is a long, dull and anything-but-Lipsish version of the song. It's essentially a 1999 party dance mix, and it's really, really boring. The whole fizzy space pop gets old really fast, and it just doesn't seem to end. Clocking in at over nine minutes long, this song doesn't leave a good mark on the album; it, unfortunately, is just one of those Crazy Frog
or Hampster Dance
songs that takes the brilliance of the Flaming Lips and butchers it. If you're eight years old, this song can amuse you. If you're over 12, then you really shouldn't waste you're time.
The cover songs are brilliant, to say the least. The cover of Beck
's The Golden Age
is about as incredible as a good portion of Nirvana
's Unplugged session. It's an acoustic gem, complete with an ailing and trudging piano. The coarse, painful and breathtaking vocal performance is only one of the many things to savor in this brilliant cover; others are the simple yet extremely enjoyable guitar, with a slow and climbing guitar strum, as well as the backup instruments that include piano, slide guitar and a pounding drum performance. The cover of Radiohead
's Knives Out

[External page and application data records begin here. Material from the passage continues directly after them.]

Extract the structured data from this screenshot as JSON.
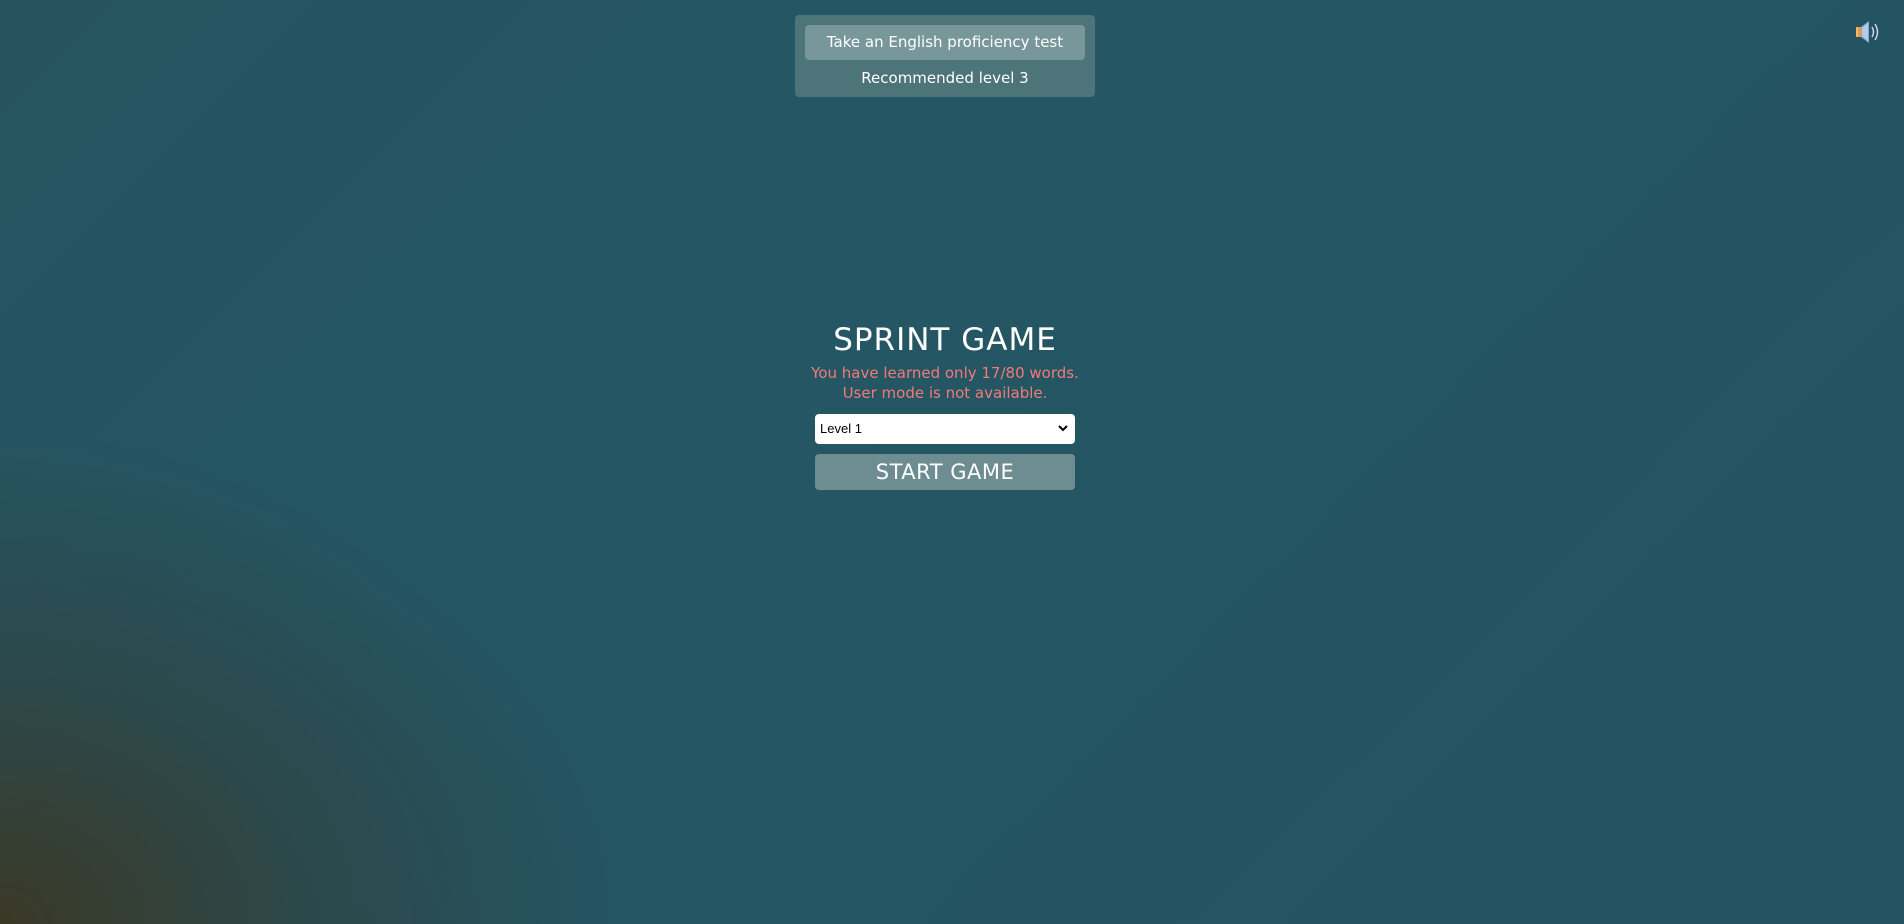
{
  "proficiency_panel": {
    "test_button_label": "Take an English proficiency test",
    "recommendation_text": "Recommended level 3"
  },
  "sound_toggle": {
    "icon": "speaker-icon"
  },
  "game": {
    "title": "SPRINT GAME",
    "warning_line1": "You have learned only 17/80 words.",
    "warning_line2": "User mode is not available.",
    "level_select": {
      "selected": "Level 1"
    },
    "start_button_label": "START GAME"
  },
  "colors": {
    "warning": "#f37a79",
    "panel": "#4d7479",
    "button": "#6d8d92",
    "background": "#255360"
  }
}
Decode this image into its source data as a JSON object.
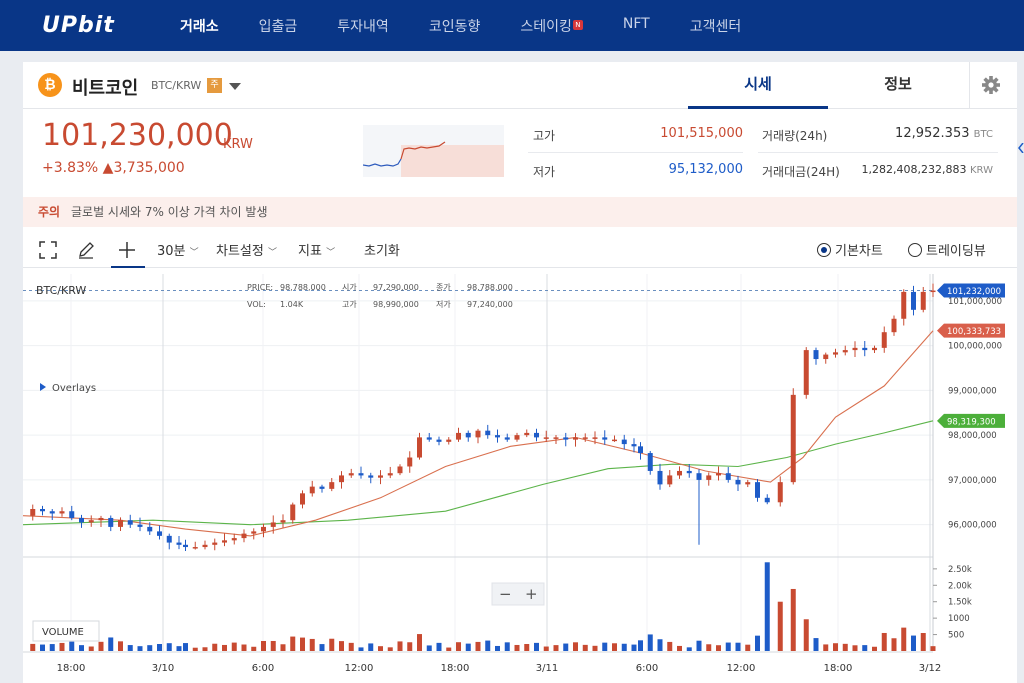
{
  "nav": {
    "logo": "UPbit",
    "items": [
      {
        "label": "거래소",
        "active": true
      },
      {
        "label": "입출금"
      },
      {
        "label": "투자내역"
      },
      {
        "label": "코인동향"
      },
      {
        "label": "스테이킹",
        "badge": "N"
      },
      {
        "label": "NFT"
      },
      {
        "label": "고객센터"
      }
    ]
  },
  "coin": {
    "name": "비트코인",
    "pair": "BTC/KRW",
    "warning_badge": "주",
    "icon_letter": "₿",
    "price": "101,230,000",
    "price_unit": "KRW",
    "change_pct": "+3.83%",
    "change_amt": "▲3,735,000"
  },
  "tabs": {
    "sise": "시세",
    "info": "정보"
  },
  "stats": {
    "high_label": "고가",
    "high": "101,515,000",
    "low_label": "저가",
    "low": "95,132,000",
    "volume_label": "거래량(24h)",
    "volume": "12,952.353",
    "volume_unit": "BTC",
    "value_label": "거래대금(24H)",
    "value": "1,282,408,232,883",
    "value_unit": "KRW"
  },
  "notice": {
    "tag": "주의",
    "text": "글로벌 시세와 7% 이상 가격 차이 발생"
  },
  "toolbar": {
    "interval": "30분",
    "chart_settings": "차트설정",
    "indicators": "지표",
    "reset": "초기화",
    "basic_chart": "기본차트",
    "tradingview": "트레이딩뷰"
  },
  "chart_data": {
    "type": "candlestick",
    "symbol": "BTC/KRW",
    "overlays_label": "Overlays",
    "legend": {
      "price_label": "PRICE:",
      "price": "98,788,000",
      "open_label": "시가",
      "open": "97,290,000",
      "close_label": "종가",
      "close": "98,788,000",
      "vol_label": "VOL:",
      "vol": "1.04K",
      "high_label": "고가",
      "high": "98,990,000",
      "low_label": "저가",
      "low": "97,240,000"
    },
    "y_ticks": [
      "101,000,000",
      "100,000,000",
      "99,000,000",
      "98,000,000",
      "97,000,000",
      "96,000,000"
    ],
    "y_tick_values": [
      101000000,
      100000000,
      99000000,
      98000000,
      97000000,
      96000000
    ],
    "y_range": [
      95300000,
      101600000
    ],
    "price_tags": [
      {
        "label": "101,232,000",
        "value": 101232000,
        "color": "#1e5cc8"
      },
      {
        "label": "100,333,733",
        "value": 100333733,
        "color": "#d95f4b"
      },
      {
        "label": "98,319,300",
        "value": 98319300,
        "color": "#4caf3a"
      }
    ],
    "x_ticks": [
      "18:00",
      "3/10",
      "6:00",
      "12:00",
      "18:00",
      "3/11",
      "6:00",
      "12:00",
      "18:00",
      "3/12"
    ],
    "volume_label": "VOLUME",
    "volume_ticks": [
      "2.50k",
      "2.00k",
      "1.50k",
      "1000",
      "500"
    ],
    "volume_tick_values": [
      2500,
      2000,
      1500,
      1000,
      500
    ],
    "volume_range": [
      0,
      2800
    ],
    "close_points": [
      [
        0,
        96.2
      ],
      [
        6,
        96.35
      ],
      [
        12,
        96.3
      ],
      [
        18,
        96.25
      ],
      [
        24,
        96.3
      ],
      [
        30,
        96.15
      ],
      [
        36,
        96.05
      ],
      [
        42,
        96.1
      ],
      [
        48,
        96.15
      ],
      [
        54,
        95.95
      ],
      [
        60,
        96.1
      ],
      [
        66,
        96.0
      ],
      [
        72,
        95.95
      ],
      [
        78,
        95.85
      ],
      [
        84,
        95.75
      ],
      [
        90,
        95.6
      ],
      [
        96,
        95.55
      ],
      [
        100,
        95.5
      ],
      [
        106,
        95.5
      ],
      [
        112,
        95.55
      ],
      [
        118,
        95.6
      ],
      [
        124,
        95.65
      ],
      [
        130,
        95.7
      ],
      [
        136,
        95.8
      ],
      [
        142,
        95.85
      ],
      [
        148,
        95.95
      ],
      [
        154,
        96.05
      ],
      [
        160,
        96.1
      ],
      [
        166,
        96.45
      ],
      [
        172,
        96.7
      ],
      [
        178,
        96.85
      ],
      [
        184,
        96.8
      ],
      [
        190,
        96.95
      ],
      [
        196,
        97.1
      ],
      [
        202,
        97.15
      ],
      [
        208,
        97.1
      ],
      [
        214,
        97.05
      ],
      [
        220,
        97.1
      ],
      [
        226,
        97.15
      ],
      [
        232,
        97.3
      ],
      [
        238,
        97.5
      ],
      [
        244,
        97.95
      ],
      [
        250,
        97.9
      ],
      [
        256,
        97.85
      ],
      [
        262,
        97.9
      ],
      [
        268,
        98.05
      ],
      [
        274,
        97.95
      ],
      [
        280,
        98.1
      ],
      [
        286,
        98.0
      ],
      [
        292,
        97.95
      ],
      [
        298,
        97.9
      ],
      [
        304,
        98.0
      ],
      [
        310,
        98.05
      ],
      [
        316,
        97.95
      ],
      [
        322,
        97.95
      ],
      [
        328,
        97.95
      ],
      [
        334,
        97.9
      ],
      [
        340,
        97.95
      ],
      [
        346,
        97.95
      ],
      [
        352,
        97.95
      ],
      [
        358,
        97.9
      ],
      [
        364,
        97.9
      ],
      [
        370,
        97.8
      ],
      [
        376,
        97.75
      ],
      [
        380,
        97.6
      ],
      [
        386,
        97.2
      ],
      [
        392,
        96.9
      ],
      [
        398,
        97.1
      ],
      [
        404,
        97.2
      ],
      [
        410,
        97.15
      ],
      [
        416,
        97.0
      ],
      [
        422,
        97.1
      ],
      [
        428,
        97.15
      ],
      [
        434,
        97.0
      ],
      [
        440,
        96.9
      ],
      [
        446,
        96.95
      ],
      [
        452,
        96.6
      ],
      [
        458,
        96.5
      ],
      [
        466,
        96.95
      ],
      [
        474,
        98.9
      ],
      [
        482,
        99.9
      ],
      [
        488,
        99.7
      ],
      [
        494,
        99.8
      ],
      [
        500,
        99.85
      ],
      [
        506,
        99.9
      ],
      [
        512,
        99.95
      ],
      [
        518,
        99.9
      ],
      [
        524,
        99.95
      ],
      [
        530,
        100.3
      ],
      [
        536,
        100.6
      ],
      [
        542,
        101.2
      ],
      [
        548,
        100.8
      ],
      [
        554,
        101.2
      ],
      [
        560,
        101.23
      ]
    ],
    "ma_red": [
      [
        0,
        96.2
      ],
      [
        60,
        96.1
      ],
      [
        100,
        95.9
      ],
      [
        140,
        95.75
      ],
      [
        180,
        96.1
      ],
      [
        220,
        96.6
      ],
      [
        260,
        97.3
      ],
      [
        300,
        97.75
      ],
      [
        340,
        97.95
      ],
      [
        380,
        97.6
      ],
      [
        420,
        97.2
      ],
      [
        460,
        96.95
      ],
      [
        480,
        97.5
      ],
      [
        500,
        98.4
      ],
      [
        530,
        99.1
      ],
      [
        560,
        100.33
      ]
    ],
    "ma_green": [
      [
        0,
        96.0
      ],
      [
        80,
        96.1
      ],
      [
        140,
        96.0
      ],
      [
        200,
        96.1
      ],
      [
        260,
        96.3
      ],
      [
        320,
        96.9
      ],
      [
        360,
        97.25
      ],
      [
        400,
        97.35
      ],
      [
        440,
        97.3
      ],
      [
        470,
        97.5
      ],
      [
        500,
        97.8
      ],
      [
        530,
        98.05
      ],
      [
        560,
        98.32
      ]
    ]
  }
}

takes the brilliance of the original, steals the guitar riff and transfers it into a piano piece, which is as sad as the original but adds that assurance that it's a Flaming Lips song, so it's still quite an enjoyable listen. The whole song isn't that varied, but it doesn't really make for a big issue, seeing as the Lips crank out as much emotion as they can, which makes for a constantly enjoyable listen. The cover of Can't Get You Out Of My Head
does justice to the original version, but it's also fair to say that the Lips take this song and give it a royal treatment. The song itself has a theatrical, big and eruptive aspect to it; it constantly gains strenght, especially in the thundering percussion and string sections, where the progression is imminent and noticable, but also in the persistance of Wayne's performance. He's just sitting there and strumming an acoustic guitar, and giving us his all with his hoarse voice, which isn't to say that it's a bad thing. No, it's a very amazing vocal performance, as he has as much passion as the music itself, and while he may end up repeating himself for a little while, it never gets boring.
The "strange design" of new song The Strange Design Of Conscience
is that it's very varied; it has a faint accordion in the background throughout the song, but the forward music is a phased guitar and electronic drumset. As far as musical performance goes, this isn't anything special, but like it's predecessors, it's a very amazing listen, just for it's overall incredible effect alone. This song may have a twist of space-age pop to it, but when the chorus rolls around, one can't help and feel the strong influence of Pink Floyd
. Eventually, the song fades away with a heartfelt performance by all, and the bar is set for another new song: Thank You Jack White (For the Fiberoptic Jesus You Gave Me)
is pretty self-explanatory. It's about, well, Jack White giving our heroes a fiberoptic Jesus. But the music is an ode to Johnny Cash, as it blends old school country and rock n' roll into one, and the result is a fantastic, ballad like song with a country twist. It's a great listen, and the talking intro from Wayne makes even that much more enjoyable.
This EP should be considered if you're a fan of the Flaming Lips. Though it's well over $10 for seven songs, it's still an amazing listen save for a single dud song. The overall feel of the song isn't very story telling, however, and that's a bit of a turn off. However, the songs themselves are great all around, whether they be new Lips or covers of classic alt-rock pieces, this album has brilliance written all over it in terms of musical performance/writing.
The Flaming Lips - Fight Test: